▶ _PROBLEM TO WORK ON_
Scan the material below for lines with the word "Kategorien" and report how many there are, with nothing added.

──────────

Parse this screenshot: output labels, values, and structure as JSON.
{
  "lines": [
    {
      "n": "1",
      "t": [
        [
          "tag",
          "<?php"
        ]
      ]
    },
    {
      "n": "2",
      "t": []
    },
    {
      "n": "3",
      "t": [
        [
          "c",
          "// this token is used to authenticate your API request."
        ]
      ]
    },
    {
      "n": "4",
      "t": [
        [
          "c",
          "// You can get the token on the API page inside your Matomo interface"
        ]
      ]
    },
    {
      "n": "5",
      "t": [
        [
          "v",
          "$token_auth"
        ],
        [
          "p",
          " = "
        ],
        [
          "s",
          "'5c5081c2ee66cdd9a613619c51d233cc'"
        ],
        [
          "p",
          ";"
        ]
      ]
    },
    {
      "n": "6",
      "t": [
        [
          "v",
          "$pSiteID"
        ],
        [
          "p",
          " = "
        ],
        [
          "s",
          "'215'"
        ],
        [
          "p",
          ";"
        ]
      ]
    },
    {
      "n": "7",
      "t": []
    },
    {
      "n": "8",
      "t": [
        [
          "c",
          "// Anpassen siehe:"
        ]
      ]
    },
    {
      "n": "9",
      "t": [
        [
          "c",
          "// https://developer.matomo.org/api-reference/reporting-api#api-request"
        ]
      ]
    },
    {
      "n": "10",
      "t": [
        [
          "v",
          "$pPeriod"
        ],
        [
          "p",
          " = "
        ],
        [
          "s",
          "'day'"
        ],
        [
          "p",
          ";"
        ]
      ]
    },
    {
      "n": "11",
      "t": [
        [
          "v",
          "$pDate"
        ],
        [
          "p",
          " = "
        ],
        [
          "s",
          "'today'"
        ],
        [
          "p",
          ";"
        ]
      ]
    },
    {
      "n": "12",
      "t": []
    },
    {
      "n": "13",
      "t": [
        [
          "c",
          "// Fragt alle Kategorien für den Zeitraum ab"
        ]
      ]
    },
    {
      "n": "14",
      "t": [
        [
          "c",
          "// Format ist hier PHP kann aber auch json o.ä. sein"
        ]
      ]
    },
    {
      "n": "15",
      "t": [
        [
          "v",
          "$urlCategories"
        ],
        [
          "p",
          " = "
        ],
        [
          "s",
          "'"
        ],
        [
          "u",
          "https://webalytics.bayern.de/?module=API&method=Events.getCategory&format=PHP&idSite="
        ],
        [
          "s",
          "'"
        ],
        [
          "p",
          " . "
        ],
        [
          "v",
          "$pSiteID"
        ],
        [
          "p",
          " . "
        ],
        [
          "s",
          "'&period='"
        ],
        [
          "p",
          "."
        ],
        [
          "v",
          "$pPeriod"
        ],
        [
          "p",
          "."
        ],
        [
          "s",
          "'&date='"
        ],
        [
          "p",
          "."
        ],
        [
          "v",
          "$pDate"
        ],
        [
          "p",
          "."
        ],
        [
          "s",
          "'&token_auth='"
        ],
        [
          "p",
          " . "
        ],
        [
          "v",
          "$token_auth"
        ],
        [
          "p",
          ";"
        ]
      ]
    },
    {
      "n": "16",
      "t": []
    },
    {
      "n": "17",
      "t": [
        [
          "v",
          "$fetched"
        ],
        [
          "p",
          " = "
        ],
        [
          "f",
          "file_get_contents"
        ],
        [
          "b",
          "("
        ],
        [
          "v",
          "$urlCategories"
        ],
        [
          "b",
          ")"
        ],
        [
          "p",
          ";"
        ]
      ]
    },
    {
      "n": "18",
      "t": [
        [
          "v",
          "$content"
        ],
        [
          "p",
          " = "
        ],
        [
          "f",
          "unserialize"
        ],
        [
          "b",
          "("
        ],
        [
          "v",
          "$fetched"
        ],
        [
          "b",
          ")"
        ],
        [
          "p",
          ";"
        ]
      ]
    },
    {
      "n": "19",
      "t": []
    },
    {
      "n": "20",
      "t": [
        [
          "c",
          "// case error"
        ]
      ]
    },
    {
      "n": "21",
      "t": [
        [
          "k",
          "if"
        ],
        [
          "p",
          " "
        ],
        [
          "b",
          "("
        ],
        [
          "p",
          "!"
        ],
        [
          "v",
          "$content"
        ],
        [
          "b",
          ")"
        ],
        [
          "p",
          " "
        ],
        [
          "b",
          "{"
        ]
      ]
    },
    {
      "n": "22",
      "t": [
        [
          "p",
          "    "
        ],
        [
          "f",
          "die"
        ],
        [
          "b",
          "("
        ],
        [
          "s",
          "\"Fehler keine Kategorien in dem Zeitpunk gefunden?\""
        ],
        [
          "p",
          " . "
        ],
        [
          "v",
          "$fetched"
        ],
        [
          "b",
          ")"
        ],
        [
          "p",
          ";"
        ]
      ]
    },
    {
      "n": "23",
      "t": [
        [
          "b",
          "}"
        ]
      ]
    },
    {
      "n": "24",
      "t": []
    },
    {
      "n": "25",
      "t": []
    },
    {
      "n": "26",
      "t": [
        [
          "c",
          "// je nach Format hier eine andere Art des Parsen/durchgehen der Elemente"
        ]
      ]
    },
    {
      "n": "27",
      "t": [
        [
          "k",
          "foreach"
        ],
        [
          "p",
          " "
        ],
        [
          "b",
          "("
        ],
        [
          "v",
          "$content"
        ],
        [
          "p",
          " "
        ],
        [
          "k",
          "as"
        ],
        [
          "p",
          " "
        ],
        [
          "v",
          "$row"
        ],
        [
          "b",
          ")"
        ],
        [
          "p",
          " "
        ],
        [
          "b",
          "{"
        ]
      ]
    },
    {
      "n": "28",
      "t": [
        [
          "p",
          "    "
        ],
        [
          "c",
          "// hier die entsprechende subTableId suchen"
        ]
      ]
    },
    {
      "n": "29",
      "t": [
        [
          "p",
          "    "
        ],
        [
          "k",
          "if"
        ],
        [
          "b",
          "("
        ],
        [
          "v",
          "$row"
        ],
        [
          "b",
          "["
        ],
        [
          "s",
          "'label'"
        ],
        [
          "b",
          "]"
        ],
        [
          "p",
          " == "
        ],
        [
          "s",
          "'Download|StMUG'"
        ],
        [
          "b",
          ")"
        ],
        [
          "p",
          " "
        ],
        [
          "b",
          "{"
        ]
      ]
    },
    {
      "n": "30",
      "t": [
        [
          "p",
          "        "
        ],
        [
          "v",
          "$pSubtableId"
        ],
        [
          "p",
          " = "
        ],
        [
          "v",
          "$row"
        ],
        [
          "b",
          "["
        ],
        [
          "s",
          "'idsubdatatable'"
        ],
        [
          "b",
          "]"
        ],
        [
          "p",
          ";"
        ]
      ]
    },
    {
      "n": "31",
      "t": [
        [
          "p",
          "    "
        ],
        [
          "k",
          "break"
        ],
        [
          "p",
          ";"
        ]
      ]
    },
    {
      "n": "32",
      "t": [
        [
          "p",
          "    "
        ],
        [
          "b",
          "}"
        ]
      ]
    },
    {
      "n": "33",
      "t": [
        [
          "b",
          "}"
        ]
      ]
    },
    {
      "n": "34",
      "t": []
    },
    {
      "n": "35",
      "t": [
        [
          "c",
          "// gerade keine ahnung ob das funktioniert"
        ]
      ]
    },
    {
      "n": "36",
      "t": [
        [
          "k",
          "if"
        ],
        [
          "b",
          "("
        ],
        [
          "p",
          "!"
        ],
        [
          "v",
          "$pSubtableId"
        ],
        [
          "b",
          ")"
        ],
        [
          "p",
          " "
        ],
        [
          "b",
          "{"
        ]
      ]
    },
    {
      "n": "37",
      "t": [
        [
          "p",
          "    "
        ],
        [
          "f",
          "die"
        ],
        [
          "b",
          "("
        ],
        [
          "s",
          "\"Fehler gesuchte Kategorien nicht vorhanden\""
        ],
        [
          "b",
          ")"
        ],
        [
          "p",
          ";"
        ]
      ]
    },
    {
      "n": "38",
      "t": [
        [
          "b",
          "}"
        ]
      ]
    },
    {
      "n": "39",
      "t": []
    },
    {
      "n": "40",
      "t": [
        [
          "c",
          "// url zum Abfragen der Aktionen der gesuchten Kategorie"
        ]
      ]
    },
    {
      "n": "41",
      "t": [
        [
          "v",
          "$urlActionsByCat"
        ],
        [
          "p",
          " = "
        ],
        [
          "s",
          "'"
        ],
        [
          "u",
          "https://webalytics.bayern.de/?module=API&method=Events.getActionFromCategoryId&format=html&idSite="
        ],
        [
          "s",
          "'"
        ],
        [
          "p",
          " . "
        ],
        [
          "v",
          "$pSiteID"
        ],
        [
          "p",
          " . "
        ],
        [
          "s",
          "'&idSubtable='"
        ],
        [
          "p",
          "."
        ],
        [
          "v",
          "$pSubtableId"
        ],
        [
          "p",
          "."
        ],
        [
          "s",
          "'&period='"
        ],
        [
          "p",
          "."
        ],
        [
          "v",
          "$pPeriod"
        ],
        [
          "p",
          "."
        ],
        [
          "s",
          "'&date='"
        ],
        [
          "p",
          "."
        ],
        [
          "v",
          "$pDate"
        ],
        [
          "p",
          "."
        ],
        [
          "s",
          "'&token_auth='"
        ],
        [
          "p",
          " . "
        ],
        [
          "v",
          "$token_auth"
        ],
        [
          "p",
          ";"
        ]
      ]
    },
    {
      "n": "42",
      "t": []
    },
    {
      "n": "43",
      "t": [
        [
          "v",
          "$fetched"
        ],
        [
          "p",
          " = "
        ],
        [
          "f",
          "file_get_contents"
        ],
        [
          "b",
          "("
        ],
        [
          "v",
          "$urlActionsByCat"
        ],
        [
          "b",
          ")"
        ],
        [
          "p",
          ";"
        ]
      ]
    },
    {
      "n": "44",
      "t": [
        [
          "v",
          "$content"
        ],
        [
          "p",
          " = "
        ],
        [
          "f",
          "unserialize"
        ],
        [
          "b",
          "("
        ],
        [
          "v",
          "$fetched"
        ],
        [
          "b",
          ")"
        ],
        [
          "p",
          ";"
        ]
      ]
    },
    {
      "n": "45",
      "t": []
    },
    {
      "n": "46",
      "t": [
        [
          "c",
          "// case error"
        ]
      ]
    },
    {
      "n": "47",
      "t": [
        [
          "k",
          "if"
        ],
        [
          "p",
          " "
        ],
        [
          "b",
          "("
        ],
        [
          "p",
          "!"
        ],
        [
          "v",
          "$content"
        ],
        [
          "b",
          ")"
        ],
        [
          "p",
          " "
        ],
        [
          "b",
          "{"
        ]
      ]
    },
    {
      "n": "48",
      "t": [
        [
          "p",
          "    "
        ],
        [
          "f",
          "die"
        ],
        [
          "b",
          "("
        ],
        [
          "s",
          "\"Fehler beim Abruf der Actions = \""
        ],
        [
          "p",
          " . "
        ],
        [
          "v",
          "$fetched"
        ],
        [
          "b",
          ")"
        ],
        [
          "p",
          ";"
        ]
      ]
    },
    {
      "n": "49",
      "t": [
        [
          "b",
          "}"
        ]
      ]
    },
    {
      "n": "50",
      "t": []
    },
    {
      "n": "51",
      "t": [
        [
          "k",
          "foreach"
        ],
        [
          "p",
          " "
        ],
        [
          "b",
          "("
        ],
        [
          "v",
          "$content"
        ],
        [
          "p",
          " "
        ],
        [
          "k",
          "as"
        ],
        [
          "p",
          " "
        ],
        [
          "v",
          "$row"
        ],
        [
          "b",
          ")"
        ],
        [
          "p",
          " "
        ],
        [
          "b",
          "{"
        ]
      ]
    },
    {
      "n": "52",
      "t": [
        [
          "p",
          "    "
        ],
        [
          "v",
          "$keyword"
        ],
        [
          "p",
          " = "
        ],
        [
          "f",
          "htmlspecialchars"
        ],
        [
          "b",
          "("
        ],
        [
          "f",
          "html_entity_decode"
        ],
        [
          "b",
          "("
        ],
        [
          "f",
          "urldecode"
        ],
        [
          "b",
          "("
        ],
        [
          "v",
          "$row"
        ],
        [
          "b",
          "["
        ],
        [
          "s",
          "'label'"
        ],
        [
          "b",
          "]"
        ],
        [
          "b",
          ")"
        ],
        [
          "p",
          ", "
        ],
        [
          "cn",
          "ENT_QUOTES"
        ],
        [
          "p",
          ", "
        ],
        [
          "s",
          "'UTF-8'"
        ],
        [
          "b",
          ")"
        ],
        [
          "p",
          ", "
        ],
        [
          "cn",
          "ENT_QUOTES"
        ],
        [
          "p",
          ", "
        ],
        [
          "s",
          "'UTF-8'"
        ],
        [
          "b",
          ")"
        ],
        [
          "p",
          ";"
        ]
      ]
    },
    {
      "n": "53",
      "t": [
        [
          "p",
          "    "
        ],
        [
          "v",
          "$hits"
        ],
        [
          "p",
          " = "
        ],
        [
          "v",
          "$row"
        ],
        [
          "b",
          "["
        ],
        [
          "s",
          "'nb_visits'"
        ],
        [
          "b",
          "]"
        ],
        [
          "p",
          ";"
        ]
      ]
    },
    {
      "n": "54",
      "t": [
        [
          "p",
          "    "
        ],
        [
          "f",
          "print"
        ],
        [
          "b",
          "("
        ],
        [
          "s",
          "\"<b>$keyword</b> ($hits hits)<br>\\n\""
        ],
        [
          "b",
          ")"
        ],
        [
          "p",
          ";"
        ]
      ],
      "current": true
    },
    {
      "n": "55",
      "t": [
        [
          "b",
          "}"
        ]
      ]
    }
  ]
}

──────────

▶ _RESULT OF THIS TASK_
3